Magazine, website & books written by teens since 1989

Change

Change has 34 definitions on Dictionary.com, ranging from a fresh set of clothing to the coins of a low domination. I’ve read through all 34 of them, but none of them shed any light on what change feels like, what change can become.

The first time I really experienced change was when I was four and half years old. My brother was born on August 27, 1998. I can only remember the love I felt for the tiny, inconsequential, helpless child who lay in my arms asleep. I was going to teach him everything; he was going to be just like me. In such innocence, change found me and granted me new prospect, new ambition, and new responsibility. Change was an older sister; change was love.
A few months later, I came home from school and found my house significantly different. Nothing had moved, nothing looked different, but everything felt altered. My mother tucked me into bed that night, skittish reciting our nightly bedtime story. As she nervously flipped the light switch and bid me adieu, I was sure something was terribly wrong. The next morning I made my way down our winding staircase to see my mother making pancakes for breakfast, incredibly suspicious considering that my father was always the one to great me with a bowl of cereal every morning.
I approached my mother and asked her, “Where is Daddy, Mummy?”
“He’s not here, Puja.”
“When is he coming back?”
“He’s not.”
“Why?”
“You won’t understand. You’re too young.”
Instead of crying or yelling, I insisted my mother at least answer one more question, “Why didn’t he say good bye to me?” Change had transformed into confusion, shock, and pain.

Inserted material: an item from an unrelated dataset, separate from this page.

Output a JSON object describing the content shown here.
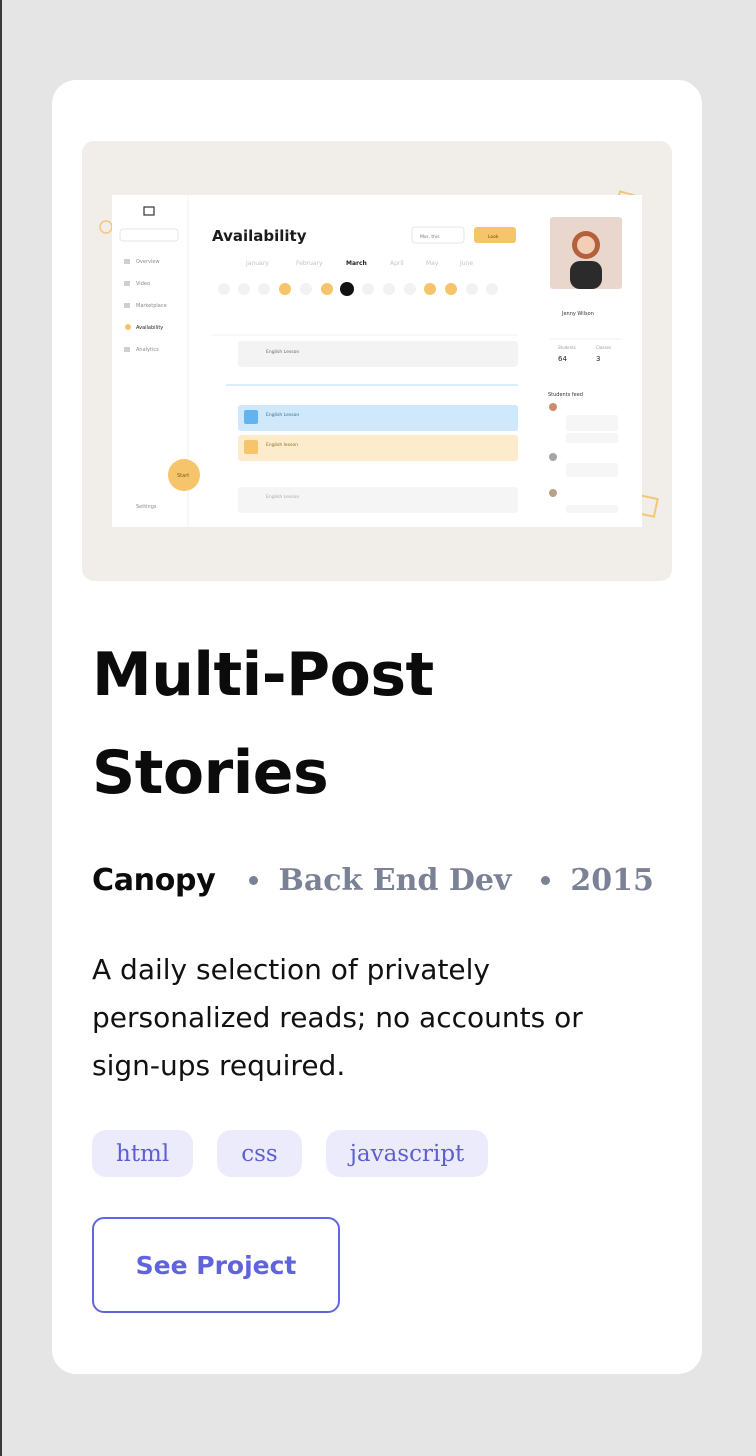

Four years ago, a woman I considered an aunt, was diagnosed with brain cancer. Two years later she died, leaving behind her sixteen-year-old son and twelve-year-old daughter. I see them from time to time, but with each passing day the somber atmosphere only becomes heavier and heavier. It is as if the tear streaks never will fade, and the memories of her only become stronger and stronger. Change became loss, change inflamed with grief.

I save everything. All things of value to me are stored within 3 binders and two boxes. Sometimes I need to remember what has changed, so what was before is not forgotten. I go back and look through the pictures, read over the journals, and trace over little trinkets from the past trying to inhale their worldly essence, trying to recreate the beautiful memories once again. I have realized that though change presents us with hurt and pain, it always gives us opportunity to learn and grow from the sorrow. The experiences give us new insight on life and make us stronger, more independent people, set on educating ourselves so we do not make the mistakes that lead to the change that stings us but to the change that brings us joy.

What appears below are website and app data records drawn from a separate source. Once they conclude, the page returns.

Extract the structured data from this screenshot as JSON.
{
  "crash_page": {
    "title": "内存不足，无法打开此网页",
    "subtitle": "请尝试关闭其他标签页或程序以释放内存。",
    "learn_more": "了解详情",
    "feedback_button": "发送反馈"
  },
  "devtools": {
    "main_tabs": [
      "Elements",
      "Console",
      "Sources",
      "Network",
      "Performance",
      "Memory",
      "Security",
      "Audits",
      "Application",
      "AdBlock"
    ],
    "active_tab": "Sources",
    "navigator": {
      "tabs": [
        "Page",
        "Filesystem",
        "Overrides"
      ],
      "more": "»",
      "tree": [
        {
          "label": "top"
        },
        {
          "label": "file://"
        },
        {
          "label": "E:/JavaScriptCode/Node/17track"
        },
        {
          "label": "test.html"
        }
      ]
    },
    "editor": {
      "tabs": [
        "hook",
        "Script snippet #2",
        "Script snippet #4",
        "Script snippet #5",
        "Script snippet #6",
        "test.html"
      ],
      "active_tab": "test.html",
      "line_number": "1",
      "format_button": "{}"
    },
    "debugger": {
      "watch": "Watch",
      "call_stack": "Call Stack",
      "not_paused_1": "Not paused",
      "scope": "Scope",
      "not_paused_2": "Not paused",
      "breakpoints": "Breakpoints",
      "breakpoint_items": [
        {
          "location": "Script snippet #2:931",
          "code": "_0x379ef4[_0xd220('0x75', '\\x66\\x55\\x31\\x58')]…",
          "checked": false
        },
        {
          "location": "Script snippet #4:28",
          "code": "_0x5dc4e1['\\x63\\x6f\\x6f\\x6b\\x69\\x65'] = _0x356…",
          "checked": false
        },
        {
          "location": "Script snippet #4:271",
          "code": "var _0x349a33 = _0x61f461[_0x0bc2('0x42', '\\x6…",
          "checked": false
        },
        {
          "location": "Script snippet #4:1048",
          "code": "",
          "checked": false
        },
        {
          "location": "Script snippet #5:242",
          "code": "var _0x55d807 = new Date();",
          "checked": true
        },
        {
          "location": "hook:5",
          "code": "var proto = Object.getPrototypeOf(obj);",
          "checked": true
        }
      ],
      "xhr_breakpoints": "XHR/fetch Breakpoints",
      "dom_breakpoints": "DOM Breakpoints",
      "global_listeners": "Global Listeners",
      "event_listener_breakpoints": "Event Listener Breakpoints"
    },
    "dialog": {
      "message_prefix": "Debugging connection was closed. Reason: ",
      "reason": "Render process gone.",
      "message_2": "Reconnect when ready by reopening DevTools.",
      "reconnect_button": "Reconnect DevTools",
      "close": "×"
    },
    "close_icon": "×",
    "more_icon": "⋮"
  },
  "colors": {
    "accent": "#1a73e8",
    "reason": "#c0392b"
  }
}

So, what does change really feel like? One could only attempt to explain the riveting feeling of falling into a dark world of emptiness. They maybe could try to show you the scars left from the deep cuts change gave them when reality set in. Perhaps they would sing a melody from their wedding song or show you pictures of their newborn baby. Quite possibly they would tell you of the new beginnings changed had offered them, the ones they took and ones the regret not taking. Well, I would tell you that change feels like flying. Once you let go of the fear to jump, you find yourself soaring in a new direction, maybe even a better direction than before.





Join the Discussion

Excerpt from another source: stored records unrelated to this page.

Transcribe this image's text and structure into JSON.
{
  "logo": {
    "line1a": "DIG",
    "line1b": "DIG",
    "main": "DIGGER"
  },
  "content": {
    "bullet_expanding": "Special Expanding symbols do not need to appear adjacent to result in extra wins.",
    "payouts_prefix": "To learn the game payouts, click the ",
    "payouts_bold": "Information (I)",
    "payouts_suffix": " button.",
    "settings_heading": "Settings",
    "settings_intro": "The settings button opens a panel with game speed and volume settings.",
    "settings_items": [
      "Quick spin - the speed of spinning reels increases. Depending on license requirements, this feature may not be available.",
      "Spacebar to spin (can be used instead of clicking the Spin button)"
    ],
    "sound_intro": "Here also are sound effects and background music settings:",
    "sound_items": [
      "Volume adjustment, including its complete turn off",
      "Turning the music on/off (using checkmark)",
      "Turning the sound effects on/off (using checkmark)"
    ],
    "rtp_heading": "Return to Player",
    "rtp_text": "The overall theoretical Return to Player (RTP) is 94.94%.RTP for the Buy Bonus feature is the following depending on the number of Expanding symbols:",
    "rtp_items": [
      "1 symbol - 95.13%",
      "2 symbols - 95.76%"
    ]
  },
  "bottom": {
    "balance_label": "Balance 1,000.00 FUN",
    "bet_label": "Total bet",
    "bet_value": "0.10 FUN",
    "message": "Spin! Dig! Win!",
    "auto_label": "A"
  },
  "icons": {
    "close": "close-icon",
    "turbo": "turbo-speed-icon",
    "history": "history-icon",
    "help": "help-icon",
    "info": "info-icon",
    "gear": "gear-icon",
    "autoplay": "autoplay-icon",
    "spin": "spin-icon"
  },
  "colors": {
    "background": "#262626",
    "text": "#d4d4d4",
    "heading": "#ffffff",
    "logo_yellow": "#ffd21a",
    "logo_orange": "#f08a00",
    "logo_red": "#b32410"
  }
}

This article has 2 comments. Post your own now!

LeannaRose said...
Apr. 2, 2010 at 1:39 pm
This is a sad story, but the way you depict it is wonderful, i got chills as i read. Keep up the good work:)
 
Lellie replied...
Feb. 24, 2011 at 4:37 pm

I agree with LeanneRose.

You story is truly inspiring, thanks for this story ifiwereabell, it made me put things into perspective!

 
bRealTime banner ad on the left side
Site Feedback